What is required
Copy all data exactly. Skip pictures.

[[ Extracted material open ]]

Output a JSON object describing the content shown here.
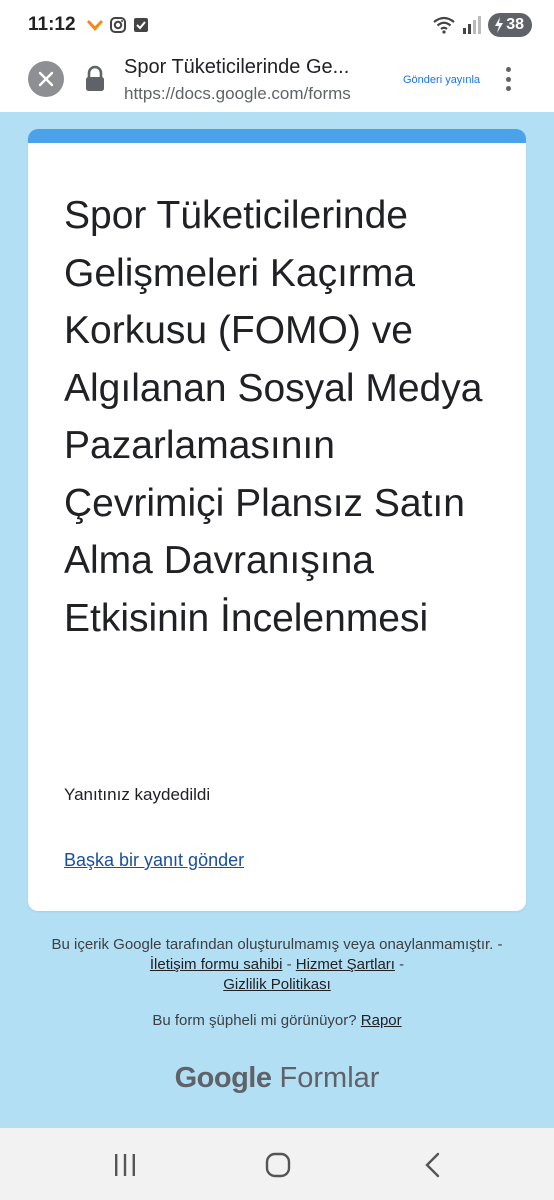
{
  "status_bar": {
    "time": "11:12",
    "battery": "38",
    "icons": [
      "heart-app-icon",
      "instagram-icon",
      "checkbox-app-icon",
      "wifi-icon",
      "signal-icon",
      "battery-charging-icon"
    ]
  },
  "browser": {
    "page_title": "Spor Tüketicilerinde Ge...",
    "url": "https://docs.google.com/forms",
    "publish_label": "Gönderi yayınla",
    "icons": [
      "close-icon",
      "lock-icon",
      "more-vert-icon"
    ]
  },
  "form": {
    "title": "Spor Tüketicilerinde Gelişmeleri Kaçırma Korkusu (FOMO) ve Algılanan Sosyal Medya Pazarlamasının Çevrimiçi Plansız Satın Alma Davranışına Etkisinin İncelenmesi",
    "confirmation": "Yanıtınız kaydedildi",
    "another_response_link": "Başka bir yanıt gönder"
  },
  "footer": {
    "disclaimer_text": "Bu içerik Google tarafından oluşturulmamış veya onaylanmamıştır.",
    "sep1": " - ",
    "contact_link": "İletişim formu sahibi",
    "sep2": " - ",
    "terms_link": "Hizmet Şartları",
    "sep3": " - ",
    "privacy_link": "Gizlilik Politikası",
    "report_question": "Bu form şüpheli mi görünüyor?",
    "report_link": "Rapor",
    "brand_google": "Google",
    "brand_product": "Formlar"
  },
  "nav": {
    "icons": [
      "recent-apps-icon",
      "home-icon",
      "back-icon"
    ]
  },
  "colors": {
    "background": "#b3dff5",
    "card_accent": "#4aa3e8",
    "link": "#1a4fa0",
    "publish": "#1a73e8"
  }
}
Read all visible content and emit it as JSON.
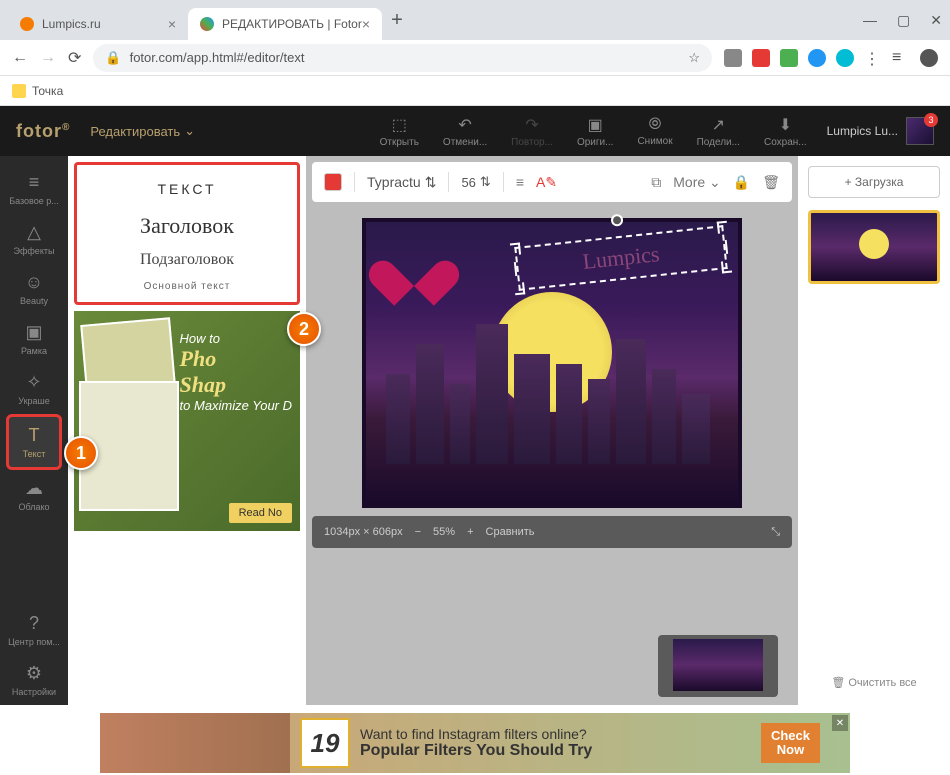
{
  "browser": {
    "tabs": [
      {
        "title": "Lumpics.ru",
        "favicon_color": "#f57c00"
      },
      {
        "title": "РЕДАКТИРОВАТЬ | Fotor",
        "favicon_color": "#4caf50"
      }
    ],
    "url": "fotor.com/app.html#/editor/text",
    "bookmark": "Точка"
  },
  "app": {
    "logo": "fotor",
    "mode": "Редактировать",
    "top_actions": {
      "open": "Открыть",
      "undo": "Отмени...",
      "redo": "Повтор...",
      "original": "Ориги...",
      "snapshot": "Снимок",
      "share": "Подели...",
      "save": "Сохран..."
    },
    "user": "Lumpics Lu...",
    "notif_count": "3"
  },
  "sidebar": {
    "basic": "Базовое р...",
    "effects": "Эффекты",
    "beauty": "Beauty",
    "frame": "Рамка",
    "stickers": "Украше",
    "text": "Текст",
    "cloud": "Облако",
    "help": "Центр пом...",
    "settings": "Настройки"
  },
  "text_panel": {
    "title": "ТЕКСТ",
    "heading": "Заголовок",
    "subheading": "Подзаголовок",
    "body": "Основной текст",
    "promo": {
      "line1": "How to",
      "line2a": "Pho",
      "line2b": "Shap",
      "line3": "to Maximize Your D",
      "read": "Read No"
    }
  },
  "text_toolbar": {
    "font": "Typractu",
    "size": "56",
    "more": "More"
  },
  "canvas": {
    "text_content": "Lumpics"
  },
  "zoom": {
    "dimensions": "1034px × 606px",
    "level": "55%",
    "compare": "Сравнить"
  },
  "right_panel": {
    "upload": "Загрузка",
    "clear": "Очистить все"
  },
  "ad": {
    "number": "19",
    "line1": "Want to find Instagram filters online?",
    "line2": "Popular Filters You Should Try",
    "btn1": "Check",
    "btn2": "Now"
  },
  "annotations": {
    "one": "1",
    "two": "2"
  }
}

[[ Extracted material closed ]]

Answer for the task
Output a JSON object describing the content shown here.
{
  "status_bar": {
    "time": "11:12",
    "battery": "38",
    "icons": [
      "heart-app-icon",
      "instagram-icon",
      "checkbox-app-icon",
      "wifi-icon",
      "signal-icon",
      "battery-charging-icon"
    ]
  },
  "browser": {
    "page_title": "Spor Tüketicilerinde Ge...",
    "url": "https://docs.google.com/forms",
    "publish_label": "Gönderi yayınla",
    "icons": [
      "close-icon",
      "lock-icon",
      "more-vert-icon"
    ]
  },
  "form": {
    "title": "Spor Tüketicilerinde Gelişmeleri Kaçırma Korkusu (FOMO) ve Algılanan Sosyal Medya Pazarlamasının Çevrimiçi Plansız Satın Alma Davranışına Etkisinin İncelenmesi",
    "confirmation": "Yanıtınız kaydedildi",
    "another_response_link": "Başka bir yanıt gönder"
  },
  "footer": {
    "disclaimer_text": "Bu içerik Google tarafından oluşturulmamış veya onaylanmamıştır.",
    "sep1": " - ",
    "contact_link": "İletişim formu sahibi",
    "sep2": " - ",
    "terms_link": "Hizmet Şartları",
    "sep3": " - ",
    "privacy_link": "Gizlilik Politikası",
    "report_question": "Bu form şüpheli mi görünüyor?",
    "report_link": "Rapor",
    "brand_google": "Google",
    "brand_product": "Formlar"
  },
  "nav": {
    "icons": [
      "recent-apps-icon",
      "home-icon",
      "back-icon"
    ]
  },
  "colors": {
    "background": "#b3dff5",
    "card_accent": "#4aa3e8",
    "link": "#1a4fa0",
    "publish": "#1a73e8"
  }
}
Read all visible content and emit it as JSON.
{
  "browser": {
    "tabs": [
      {
        "title": "Lumpics.ru",
        "favicon_color": "#f57c00"
      },
      {
        "title": "РЕДАКТИРОВАТЬ | Fotor",
        "favicon_color": "#4caf50"
      }
    ],
    "url": "fotor.com/app.html#/editor/text",
    "bookmark": "Точка"
  },
  "app": {
    "logo": "fotor",
    "mode": "Редактировать",
    "top_actions": {
      "open": "Открыть",
      "undo": "Отмени...",
      "redo": "Повтор...",
      "original": "Ориги...",
      "snapshot": "Снимок",
      "share": "Подели...",
      "save": "Сохран..."
    },
    "user": "Lumpics Lu...",
    "notif_count": "3"
  },
  "sidebar": {
    "basic": "Базовое р...",
    "effects": "Эффекты",
    "beauty": "Beauty",
    "frame": "Рамка",
    "stickers": "Украше",
    "text": "Текст",
    "cloud": "Облако",
    "help": "Центр пом...",
    "settings": "Настройки"
  },
  "text_panel": {
    "title": "ТЕКСТ",
    "heading": "Заголовок",
    "subheading": "Подзаголовок",
    "body": "Основной текст",
    "promo": {
      "line1": "How to",
      "line2a": "Pho",
      "line2b": "Shap",
      "line3": "to Maximize Your D",
      "read": "Read No"
    }
  },
  "text_toolbar": {
    "font": "Typractu",
    "size": "56",
    "more": "More"
  },
  "canvas": {
    "text_content": "Lumpics"
  },
  "zoom": {
    "dimensions": "1034px × 606px",
    "level": "55%",
    "compare": "Сравнить"
  },
  "right_panel": {
    "upload": "Загрузка",
    "clear": "Очистить все"
  },
  "ad": {
    "number": "19",
    "line1": "Want to find Instagram filters online?",
    "line2": "Popular Filters You Should Try",
    "btn1": "Check",
    "btn2": "Now"
  },
  "annotations": {
    "one": "1",
    "two": "2"
  }
}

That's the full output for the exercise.